Tax on retail sales adopted by Polish government
The government has adopted a draft law on a tax on retail sales. It introduces two tax rates: 0.8% on revenue between 17 and 170 million zloty per month and 1.4% on revenue exceeding 170 million zloty. According to Prime Minister Beata Szydło it will guarantee equal opportunities for Polish entrepreneurs.
The draft law stipulates that the taxation is aimed at revenue from sales made to consumers that are individuals not engaged in any professional economic activity. Sales to entrepreneurs will not be included in the tax base. The draft law does not provide for the taxation of online sales either.
In Prime Minister Szydło’s opinion, the new tax is a good solution, developed in the course of long conversations, discussions and consultations that met the expectations of all interested parties, especially traders. “It leads to guaranteed equal rights and equal opportunities for small Polish trading companies in comparison to retail giants,” said the Polish Prime Minister.
The history of the tax on retail sales (or “supermarket tax”) is long and controversial. Law and Justice – the ruling party – announced it during the election campaign in 2015. At the time, the tax was essentially to be levied on foreign retail chains. Subsequent government proposals regarding obliged entities as well as individual rates (including such ideas as a higher rate for revenue earned on Sundays) were sharply criticized, especially by smaller entrepreneurs. Finally, after almost six months, it has been decided to submit the draft law in its current form.
The introduction of a tax on retail sales was intended to bring to the State Treasury about 2 billion zloty in 2016, as well as to be one of the main sources of funding for several social programs introduced by the new government. However, it will no longer be possible to achieve this amount. The Ministry of Finance estimates that this year Treasury income arising from this levy will amount to 638.1 million zloty.
After having been adopted by the government, the draft law now has to go through the legislative procedure in the Parliament.

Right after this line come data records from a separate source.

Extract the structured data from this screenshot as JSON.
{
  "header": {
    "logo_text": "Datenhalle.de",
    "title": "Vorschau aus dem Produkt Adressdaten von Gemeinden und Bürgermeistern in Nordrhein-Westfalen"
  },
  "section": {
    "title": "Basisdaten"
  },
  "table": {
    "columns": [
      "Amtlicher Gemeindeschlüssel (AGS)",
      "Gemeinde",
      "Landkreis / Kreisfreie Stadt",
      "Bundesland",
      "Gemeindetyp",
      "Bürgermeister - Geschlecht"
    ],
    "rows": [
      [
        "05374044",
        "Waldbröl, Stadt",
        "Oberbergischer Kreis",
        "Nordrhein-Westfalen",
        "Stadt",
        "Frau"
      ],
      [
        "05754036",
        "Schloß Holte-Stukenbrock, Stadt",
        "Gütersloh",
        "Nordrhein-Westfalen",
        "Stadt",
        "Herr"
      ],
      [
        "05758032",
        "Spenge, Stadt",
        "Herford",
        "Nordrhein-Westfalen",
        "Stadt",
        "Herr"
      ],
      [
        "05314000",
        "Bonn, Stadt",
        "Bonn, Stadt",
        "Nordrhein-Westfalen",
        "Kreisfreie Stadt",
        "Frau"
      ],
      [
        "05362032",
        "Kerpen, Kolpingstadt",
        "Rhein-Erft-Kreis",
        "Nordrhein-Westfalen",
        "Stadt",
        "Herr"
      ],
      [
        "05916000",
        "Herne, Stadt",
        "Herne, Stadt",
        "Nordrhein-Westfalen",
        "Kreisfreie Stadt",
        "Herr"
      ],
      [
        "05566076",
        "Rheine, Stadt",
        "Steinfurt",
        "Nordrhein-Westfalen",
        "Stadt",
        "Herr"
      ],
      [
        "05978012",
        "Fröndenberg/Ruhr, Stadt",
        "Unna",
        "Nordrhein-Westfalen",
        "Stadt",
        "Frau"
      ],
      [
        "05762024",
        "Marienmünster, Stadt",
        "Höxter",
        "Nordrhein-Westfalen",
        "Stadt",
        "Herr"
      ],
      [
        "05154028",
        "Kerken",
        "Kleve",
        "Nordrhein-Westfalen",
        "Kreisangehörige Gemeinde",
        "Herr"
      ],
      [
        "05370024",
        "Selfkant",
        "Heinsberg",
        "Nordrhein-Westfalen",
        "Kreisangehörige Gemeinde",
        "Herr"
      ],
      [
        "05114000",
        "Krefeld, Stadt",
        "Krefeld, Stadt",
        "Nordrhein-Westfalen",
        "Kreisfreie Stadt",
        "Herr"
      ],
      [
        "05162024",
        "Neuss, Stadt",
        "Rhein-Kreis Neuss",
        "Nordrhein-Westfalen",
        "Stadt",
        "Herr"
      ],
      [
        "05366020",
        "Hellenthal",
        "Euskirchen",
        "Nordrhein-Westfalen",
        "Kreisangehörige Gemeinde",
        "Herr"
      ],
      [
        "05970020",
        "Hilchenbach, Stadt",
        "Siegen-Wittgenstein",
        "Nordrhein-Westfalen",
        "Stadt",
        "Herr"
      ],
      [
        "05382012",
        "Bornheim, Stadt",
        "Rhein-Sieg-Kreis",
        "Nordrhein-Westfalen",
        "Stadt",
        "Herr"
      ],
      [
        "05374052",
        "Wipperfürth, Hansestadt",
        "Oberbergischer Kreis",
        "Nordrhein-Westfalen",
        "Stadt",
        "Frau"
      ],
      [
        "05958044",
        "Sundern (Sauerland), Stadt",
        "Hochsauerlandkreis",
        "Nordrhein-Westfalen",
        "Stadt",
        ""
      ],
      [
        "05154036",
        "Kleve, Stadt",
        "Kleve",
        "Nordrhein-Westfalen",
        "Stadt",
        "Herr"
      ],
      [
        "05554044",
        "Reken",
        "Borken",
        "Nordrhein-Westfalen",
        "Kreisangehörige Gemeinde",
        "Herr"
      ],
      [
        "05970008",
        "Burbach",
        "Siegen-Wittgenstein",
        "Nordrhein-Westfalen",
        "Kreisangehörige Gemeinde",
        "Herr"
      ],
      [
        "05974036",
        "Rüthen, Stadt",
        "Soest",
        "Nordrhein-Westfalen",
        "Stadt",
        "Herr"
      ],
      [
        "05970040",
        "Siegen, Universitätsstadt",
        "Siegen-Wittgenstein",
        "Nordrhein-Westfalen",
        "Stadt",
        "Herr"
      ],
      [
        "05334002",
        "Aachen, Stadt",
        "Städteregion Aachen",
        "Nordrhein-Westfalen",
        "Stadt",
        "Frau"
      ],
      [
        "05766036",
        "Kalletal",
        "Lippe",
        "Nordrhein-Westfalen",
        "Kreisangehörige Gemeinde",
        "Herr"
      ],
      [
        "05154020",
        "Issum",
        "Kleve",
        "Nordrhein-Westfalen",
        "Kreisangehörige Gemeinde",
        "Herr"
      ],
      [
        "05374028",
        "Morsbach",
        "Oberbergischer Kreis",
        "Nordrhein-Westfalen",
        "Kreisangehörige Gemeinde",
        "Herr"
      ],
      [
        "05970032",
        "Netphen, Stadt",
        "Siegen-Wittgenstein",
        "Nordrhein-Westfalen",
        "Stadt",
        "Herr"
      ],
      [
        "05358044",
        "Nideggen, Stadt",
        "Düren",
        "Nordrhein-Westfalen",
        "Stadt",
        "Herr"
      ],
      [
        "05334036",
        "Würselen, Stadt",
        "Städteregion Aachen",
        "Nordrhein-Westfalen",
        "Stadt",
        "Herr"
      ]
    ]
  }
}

However, taking into consideration the majority that the ruling party has in both chambers, major changes to the draft are not expected. Therefore, the tax will enter into force in the very near future – most likely in a matter of days.